But it was more than just that; it was a place of jocular harassment where young men mocked girls, groped them and always insisted that their victims regard this humiliation as affection or mere hilarity.
If they noticed that behaviour, the teachers and administrators did nothing to stop it. Boys, after all, will be boys.
Prep-school novels – a surprisingly large genre given the smallness of private-school attendance – are usually cloistered in sweaty isolation. But this is a story that constantly casts our attention to the outer world. The shameful behaviour in the school’s past resonates clearly with the #MeToo accusations that Bodie keeps reading about on social media, along with stories of President Trump lashing out at his female accusers.
But Makkai is pursuing something more complicated than a general survey of men behaving badly. Bodie wonders about her own culpability. She questions the validity of the Court of Twitter, where every accusation is its own incontestable proof and every example of boorish behaviour is the moral equivalent of rape. In such a feverish atmosphere, compounded by the ubiquity of actual violence, Bodie finds herself struggling to remember what really happened and what it meant.
Through this complicated story of historical reclamation and present-day reckoning, Makkai explores the way the mistreatment of women and girls is repressed, mythologised and transmuted into lurid gossip and entertainment.

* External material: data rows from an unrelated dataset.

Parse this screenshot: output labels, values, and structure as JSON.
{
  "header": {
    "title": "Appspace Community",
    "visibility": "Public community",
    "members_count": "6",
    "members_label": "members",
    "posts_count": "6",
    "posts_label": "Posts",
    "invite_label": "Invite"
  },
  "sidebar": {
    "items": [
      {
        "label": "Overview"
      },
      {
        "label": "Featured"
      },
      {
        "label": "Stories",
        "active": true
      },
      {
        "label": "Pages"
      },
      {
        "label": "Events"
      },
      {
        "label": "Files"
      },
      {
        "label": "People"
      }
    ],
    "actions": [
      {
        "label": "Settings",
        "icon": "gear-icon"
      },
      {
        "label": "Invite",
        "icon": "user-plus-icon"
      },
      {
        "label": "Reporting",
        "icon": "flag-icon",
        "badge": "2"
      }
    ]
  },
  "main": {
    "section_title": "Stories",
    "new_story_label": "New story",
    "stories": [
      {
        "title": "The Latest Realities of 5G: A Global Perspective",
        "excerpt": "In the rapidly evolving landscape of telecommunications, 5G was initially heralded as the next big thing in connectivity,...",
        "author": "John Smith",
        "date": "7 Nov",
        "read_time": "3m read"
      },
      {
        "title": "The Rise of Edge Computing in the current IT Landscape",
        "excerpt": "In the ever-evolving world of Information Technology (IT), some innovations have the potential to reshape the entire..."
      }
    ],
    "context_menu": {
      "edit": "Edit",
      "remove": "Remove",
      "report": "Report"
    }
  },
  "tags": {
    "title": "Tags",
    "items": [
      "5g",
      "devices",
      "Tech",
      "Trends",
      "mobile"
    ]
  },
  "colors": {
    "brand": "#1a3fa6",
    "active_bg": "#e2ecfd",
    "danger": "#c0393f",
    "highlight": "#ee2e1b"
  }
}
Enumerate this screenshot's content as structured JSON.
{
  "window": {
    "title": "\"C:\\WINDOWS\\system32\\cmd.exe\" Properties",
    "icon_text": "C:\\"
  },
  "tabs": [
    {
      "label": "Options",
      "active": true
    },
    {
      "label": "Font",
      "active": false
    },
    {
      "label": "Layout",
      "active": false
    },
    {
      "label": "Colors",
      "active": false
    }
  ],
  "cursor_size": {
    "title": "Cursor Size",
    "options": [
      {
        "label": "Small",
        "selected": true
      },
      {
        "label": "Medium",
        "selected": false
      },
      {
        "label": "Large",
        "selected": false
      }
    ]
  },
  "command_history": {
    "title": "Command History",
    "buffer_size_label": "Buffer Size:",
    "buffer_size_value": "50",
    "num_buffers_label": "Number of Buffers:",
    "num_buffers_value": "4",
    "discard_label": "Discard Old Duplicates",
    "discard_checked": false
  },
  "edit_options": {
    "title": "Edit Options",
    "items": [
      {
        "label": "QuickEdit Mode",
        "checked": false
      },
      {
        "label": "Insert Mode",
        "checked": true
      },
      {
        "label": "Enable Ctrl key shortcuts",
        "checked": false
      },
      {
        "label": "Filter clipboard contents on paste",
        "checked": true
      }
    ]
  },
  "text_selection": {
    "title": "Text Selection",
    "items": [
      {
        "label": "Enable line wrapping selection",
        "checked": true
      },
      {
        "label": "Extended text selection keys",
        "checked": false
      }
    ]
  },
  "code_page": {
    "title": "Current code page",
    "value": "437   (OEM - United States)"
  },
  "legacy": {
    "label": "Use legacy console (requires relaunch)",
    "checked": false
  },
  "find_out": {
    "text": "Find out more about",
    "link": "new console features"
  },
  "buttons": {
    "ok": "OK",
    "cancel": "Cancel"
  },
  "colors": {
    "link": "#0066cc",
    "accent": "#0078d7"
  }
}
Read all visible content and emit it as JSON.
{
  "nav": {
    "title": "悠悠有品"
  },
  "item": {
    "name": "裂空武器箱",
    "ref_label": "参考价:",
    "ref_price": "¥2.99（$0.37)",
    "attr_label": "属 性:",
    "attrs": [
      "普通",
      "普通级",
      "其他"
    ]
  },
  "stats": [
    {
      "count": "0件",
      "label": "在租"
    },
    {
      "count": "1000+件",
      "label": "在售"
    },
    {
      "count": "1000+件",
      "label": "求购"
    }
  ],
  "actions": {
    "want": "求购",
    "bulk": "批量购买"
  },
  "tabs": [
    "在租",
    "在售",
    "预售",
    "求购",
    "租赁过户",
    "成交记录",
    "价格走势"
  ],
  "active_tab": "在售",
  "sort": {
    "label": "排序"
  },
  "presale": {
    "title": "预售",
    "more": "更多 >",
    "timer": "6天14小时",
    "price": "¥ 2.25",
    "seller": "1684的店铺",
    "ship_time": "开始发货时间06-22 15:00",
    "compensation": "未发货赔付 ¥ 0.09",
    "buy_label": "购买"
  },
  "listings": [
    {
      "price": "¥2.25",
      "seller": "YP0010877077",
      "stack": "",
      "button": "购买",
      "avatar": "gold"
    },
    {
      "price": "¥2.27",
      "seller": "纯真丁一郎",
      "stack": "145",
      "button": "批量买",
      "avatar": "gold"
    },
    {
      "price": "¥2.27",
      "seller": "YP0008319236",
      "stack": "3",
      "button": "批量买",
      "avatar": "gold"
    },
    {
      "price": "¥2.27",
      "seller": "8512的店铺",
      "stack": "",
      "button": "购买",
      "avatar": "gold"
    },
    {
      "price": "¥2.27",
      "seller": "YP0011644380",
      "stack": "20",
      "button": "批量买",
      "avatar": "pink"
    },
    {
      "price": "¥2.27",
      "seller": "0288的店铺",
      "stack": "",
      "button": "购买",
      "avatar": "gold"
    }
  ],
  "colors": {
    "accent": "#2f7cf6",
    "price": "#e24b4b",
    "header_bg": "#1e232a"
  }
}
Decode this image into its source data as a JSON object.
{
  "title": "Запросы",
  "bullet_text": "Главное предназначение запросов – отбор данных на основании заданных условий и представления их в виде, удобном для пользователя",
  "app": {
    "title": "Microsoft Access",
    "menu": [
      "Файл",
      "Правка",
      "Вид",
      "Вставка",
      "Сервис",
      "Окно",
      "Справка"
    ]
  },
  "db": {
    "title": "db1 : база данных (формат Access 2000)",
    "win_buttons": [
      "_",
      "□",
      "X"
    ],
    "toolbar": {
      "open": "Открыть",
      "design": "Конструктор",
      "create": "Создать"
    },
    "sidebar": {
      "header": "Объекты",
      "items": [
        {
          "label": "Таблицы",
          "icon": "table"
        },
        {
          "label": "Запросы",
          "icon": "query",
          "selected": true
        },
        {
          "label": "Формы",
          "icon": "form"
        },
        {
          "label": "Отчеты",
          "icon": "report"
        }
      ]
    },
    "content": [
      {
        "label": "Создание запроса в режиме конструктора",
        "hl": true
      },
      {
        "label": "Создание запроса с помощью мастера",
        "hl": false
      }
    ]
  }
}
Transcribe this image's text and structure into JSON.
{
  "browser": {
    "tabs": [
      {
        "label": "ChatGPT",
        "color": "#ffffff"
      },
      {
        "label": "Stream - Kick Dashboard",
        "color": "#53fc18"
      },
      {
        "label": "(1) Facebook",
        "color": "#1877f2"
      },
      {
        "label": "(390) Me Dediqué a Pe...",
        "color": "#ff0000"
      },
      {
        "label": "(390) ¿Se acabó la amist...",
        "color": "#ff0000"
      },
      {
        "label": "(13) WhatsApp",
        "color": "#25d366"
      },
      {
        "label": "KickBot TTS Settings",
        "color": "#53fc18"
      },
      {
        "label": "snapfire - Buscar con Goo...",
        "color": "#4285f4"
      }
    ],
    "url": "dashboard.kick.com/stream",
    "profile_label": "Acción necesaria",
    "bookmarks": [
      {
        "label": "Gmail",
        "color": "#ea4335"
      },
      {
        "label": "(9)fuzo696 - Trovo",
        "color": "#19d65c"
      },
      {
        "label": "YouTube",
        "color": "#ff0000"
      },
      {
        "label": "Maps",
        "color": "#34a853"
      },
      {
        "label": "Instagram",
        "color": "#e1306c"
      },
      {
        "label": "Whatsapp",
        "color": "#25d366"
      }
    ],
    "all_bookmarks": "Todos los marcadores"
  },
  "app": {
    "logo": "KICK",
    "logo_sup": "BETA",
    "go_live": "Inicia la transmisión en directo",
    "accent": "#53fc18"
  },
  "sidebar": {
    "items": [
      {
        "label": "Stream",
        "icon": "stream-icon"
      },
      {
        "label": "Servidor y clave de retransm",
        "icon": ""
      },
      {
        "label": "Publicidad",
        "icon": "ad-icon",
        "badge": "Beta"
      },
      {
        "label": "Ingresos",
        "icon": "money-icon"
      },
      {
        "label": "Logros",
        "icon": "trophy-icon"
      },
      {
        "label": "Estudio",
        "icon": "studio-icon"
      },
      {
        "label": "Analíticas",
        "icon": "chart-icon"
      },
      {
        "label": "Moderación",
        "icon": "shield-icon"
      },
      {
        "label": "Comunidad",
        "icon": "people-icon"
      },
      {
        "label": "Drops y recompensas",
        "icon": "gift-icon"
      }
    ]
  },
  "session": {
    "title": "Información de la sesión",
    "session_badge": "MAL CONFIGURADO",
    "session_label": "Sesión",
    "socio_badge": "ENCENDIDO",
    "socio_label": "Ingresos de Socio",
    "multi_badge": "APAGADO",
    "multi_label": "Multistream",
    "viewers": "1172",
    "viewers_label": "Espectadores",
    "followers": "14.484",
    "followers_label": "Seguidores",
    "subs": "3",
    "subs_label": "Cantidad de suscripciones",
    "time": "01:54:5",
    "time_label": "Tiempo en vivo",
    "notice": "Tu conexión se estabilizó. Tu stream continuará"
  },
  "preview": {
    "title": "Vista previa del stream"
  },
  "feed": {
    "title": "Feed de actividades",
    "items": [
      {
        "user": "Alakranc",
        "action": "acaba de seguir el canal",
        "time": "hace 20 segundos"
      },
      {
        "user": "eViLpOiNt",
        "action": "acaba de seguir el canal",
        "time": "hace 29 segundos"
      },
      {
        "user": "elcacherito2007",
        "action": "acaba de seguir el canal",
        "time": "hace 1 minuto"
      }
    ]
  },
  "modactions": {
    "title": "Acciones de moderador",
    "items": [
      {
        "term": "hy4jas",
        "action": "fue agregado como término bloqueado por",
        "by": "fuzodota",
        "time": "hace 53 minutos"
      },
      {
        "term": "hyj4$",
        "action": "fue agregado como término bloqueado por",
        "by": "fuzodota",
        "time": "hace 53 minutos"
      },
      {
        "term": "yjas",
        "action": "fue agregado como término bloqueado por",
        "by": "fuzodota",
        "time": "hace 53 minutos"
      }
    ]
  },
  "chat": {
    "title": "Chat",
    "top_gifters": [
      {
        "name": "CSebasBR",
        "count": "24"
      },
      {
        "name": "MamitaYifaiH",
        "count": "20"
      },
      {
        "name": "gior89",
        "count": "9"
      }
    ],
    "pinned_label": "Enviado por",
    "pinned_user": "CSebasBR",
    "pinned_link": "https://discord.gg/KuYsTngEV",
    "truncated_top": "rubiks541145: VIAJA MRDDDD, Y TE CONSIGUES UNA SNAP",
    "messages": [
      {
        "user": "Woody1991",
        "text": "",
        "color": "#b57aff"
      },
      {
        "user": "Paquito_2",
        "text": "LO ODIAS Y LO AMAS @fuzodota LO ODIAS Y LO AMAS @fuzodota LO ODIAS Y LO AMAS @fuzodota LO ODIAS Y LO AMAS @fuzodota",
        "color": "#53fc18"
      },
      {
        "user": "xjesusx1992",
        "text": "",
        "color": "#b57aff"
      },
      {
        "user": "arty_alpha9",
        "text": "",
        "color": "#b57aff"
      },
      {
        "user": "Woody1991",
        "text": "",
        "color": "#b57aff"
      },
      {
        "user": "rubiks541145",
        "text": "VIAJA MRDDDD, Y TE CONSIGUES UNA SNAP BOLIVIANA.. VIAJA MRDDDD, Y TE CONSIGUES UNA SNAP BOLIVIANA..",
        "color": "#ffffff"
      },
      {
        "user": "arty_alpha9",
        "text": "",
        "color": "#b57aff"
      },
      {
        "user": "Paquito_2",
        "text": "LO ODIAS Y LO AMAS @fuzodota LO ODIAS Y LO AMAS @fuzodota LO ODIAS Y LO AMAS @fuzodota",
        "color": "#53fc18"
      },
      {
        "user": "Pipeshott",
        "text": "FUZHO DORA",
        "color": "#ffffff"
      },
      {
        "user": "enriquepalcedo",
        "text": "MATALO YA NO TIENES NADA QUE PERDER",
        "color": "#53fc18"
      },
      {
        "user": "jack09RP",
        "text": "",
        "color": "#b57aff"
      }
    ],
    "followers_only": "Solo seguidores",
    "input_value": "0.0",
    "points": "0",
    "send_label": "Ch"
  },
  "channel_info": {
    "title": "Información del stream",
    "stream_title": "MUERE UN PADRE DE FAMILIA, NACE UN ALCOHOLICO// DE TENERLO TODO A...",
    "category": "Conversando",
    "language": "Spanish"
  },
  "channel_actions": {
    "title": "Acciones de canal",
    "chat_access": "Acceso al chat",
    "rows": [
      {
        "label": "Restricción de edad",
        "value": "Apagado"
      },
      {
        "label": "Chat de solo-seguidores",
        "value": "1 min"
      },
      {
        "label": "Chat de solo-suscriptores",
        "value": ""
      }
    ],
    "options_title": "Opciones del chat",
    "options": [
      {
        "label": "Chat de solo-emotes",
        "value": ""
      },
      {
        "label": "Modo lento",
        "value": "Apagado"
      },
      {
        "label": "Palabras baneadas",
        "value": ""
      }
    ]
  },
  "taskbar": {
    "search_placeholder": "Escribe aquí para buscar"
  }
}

Considering the Hollywood starlets she writes about and the fresh investigation of Thalia’s death that she’s encouraging her students to pursue, Bodie admited, “I’m queasy… about the way they’ve become public property, subject to the collective imagination.” It’s a tension that this novel, which also participates in that fixation, is fully aware of.
All of this makes I Have Some Questions for You a kind of meta murder mystery that deconstructs its own tropes. Bodie’s voice, so nakedly candid and bravely confessional, is absolutely convincing. I felt as captivated as though someone were whispering this whole novel just to me. By the end, it’s not the brutality of Thalia’s case that’s so terrifying, it’s the commonness of it.
“It was the one where her body was never found. It was the one where her body was found in the snow. It was the one where he left her body for dead under the tarp. It was the one where she walked around in her skin and her bones for the rest of her life but her body was never recovered.
“You know the one.”